Mubarak did not pledge to legalize more political parties, which will probably mean that members of the Muslim Brotherhood and other civic groups that have not been registered as parties will be ineligible to run for office. “Yes, there will be direct elections, but there are still limits on who gets to run,” said Thomas Carothers, a democracy-watcher at the Carnegie Endowment for International Peace in Washington. “It’s an important step, but other steps remain to be taken before we can say that Egypt has an open political constitution.”
Carothers said Mubarak’s move “would not have happened if the U.S. had not been pushing democracy in the region.” He noted that the United States has more influence in Egypt, which has no oil and is a major recipient of American aid, than in many other Middle Eastern nations.

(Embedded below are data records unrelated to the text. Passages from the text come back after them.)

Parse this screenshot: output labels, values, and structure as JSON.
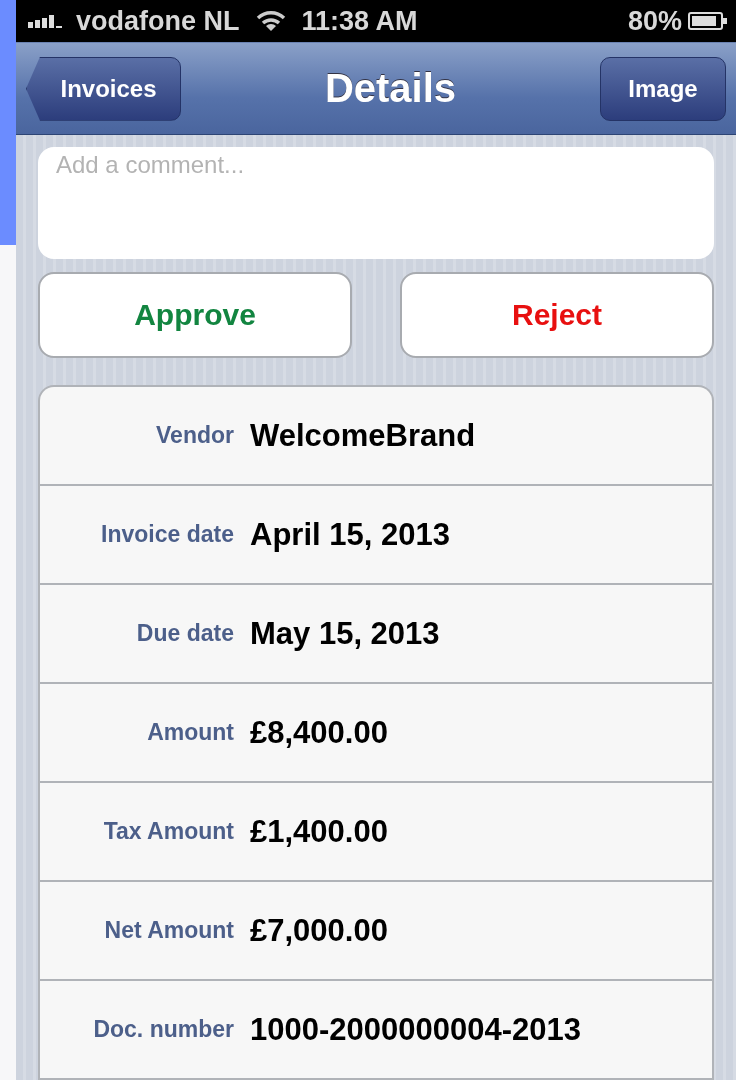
{
  "status_bar": {
    "carrier": "vodafone NL",
    "time": "11:38 AM",
    "battery": "80%"
  },
  "nav_bar": {
    "back_button": "Invoices",
    "title": "Details",
    "right_button": "Image"
  },
  "comment": {
    "placeholder": "Add a comment..."
  },
  "actions": [
    {
      "label": "Approve",
      "kind": "approve"
    },
    {
      "label": "Reject",
      "kind": "reject"
    }
  ],
  "details": [
    {
      "label": "Vendor",
      "value": "WelcomeBrand"
    },
    {
      "label": "Invoice date",
      "value": "April 15, 2013"
    },
    {
      "label": "Due date",
      "value": "May 15, 2013"
    },
    {
      "label": "Amount",
      "value": "£8,400.00"
    },
    {
      "label": "Tax Amount",
      "value": "£1,400.00"
    },
    {
      "label": "Net Amount",
      "value": "£7,000.00"
    },
    {
      "label": "Doc. number",
      "value": "1000-2000000004-2013"
    }
  ]
}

In Egypt, wary reformists said they were pleased but warned against rushing to celebration. Critics complained that a one-item amendment would do nothing to cure Egypt’s other political woes, including unlimited presidential terms, an official state of emergency and martial law, severe difficulty in forming political parties, media restrictions and censorship, and the recent crackdown on opposition.
“I sincerely believe it’s far below what the country wants and what the public mood is,” said Mohammed Sayed Said, deputy director for Al Ahram Center for Political and Strategic Studies. “The country is in the mood for holistic change, and we need credible reform.”
Egypt’s parliament and Shura council called emergency sessions Saturday to discuss the amendment. Their proposal will be put before the Egyptian public for approval in a referendum to be held before this fall’s elections, Mubarak said.
The decision to seek an open election is a reversal in Mubarak’s political strategy -- the Egyptian president earlier had made it plain that the elections would not be open to other candidates. The president, who has yet to officially announce his plans to seek another term, had hinted that election reform might be considered, but not until after this fall’s referendum was over.
Mubarak’s timing was propitious: Recent weeks have seen unprecedented protests in a land where criticism of the president was a longtime taboo.
Mubarak had responded to the outcry by cracking down. At the end of last month, lawmaker Ayman Nour was jailed on charges of forging signatures to form the opposition Tomorrow Party. Human rights groups and Egyptian activists said the charges were false and that Nour’s arrest was meant to silence dissent.
As opposition to Mubarak grew more vociferous, a trio of Egyptian activists, including outspoken feminist Nawal Saadawi, had announced plans to run for president. Until Mubarak’s surprise announcement, their “candidacy” had been understood as a symbolic protest meant to draw attention to Egypt’s closed political system.
Hours after Mubarak’s speech, a spokesman for one of the would-be candidates was already calling on Mubarak to allow his opponents equal access to state-run newspapers and television.
“What are we supposed to do? Tour more than 20,000 villages and towns?” said Mohammed Abdou, a spokesman for businessman and would-be candidate Mohammed Farid Hassanein. “Elections will be a joke if we don’t get access to the official media.”
Abdou also called upon international observers to oversee the polling. In his speech Saturday, Mubarak said the vote would be supervised by committees of senior judges and other prominent Egyptians.
As they took to the airwaves to cheer the president’s decision, members of the ruling National Democratic Party, which is headed by son Gamal, made it clear that they still considered the vote a foregone conclusion.
“We expect more reforms from President Hosni Mubarak during his next term,” Mohammed Ragab, chief NDP representative to the Shura council, told Egyptian television.
Stack reported from Cairo and Efron from Washington. Special correspondent Hossam Hamalawy in Cairo contributed to this report.